The University is back to work after the long Memorial Day weekend, and today begins the first session of Summer School. There are two sessions each summer: Summer I runs May 29-July 3, and Summer II runs from July 9-August 11. They cover the same material as a 15 week semester, but in a compressed fashion. It’s intense, but it has some tremendous benefits.
For example, if your student has a subject he or she is struggling with, summer school is an ideal time to tackle it. The student can focus just on that one class, without the distractions of friends and the social life of the normal semesters, and get through it. Make that class the student’s only ‘job’ and let it be the sole focus, and the chances of succeeding in it can be greater.
Summer school is also a good option for students who want to change the pace of their scholarship. It could be that they want to double major but feel it is too much to tackle in the traditional 8-semester tenure. It could be that they want to go a little bit slower – feeling they want to take maybe 4 classes every semester instead of the typical 5, and make the other one up in summer school. Each student will define their path differently.

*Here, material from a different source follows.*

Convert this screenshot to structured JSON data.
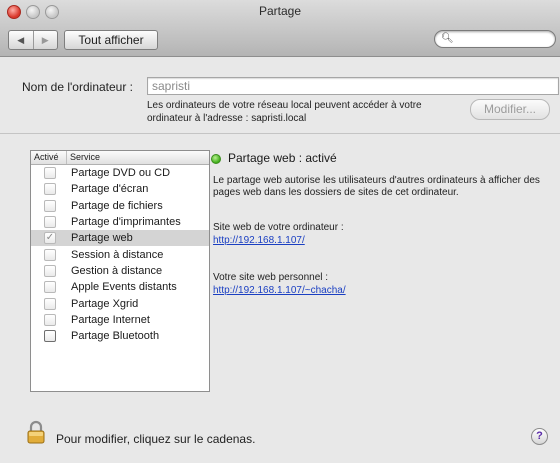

In its own weird way, summer school can also be fun for the students. It can be a bonding time, as the classes are typically longer in length and meet more frequently during the week. Students can connect via that shared experience. It’s also interesting to experience the campus when the regular semester is not in session – see what goes on during the summer. Most students never get the chance to see the flurry of building projects and renovations that happen over the summer, never feel the heat of July, never see the tons of summer campers (both kids and adults alike) who use the campus for conferences. We’ll get debaters, and cheerleaders, and soccer players, opera singers, writers and more. Summer school is the chance to peek at university life behind the curtain.
If your student has not registered for the Summer II session but wants to, here’s their web site for more information. And if not this year, tuck the idea away for a future summer. It might be a great option for your Deac.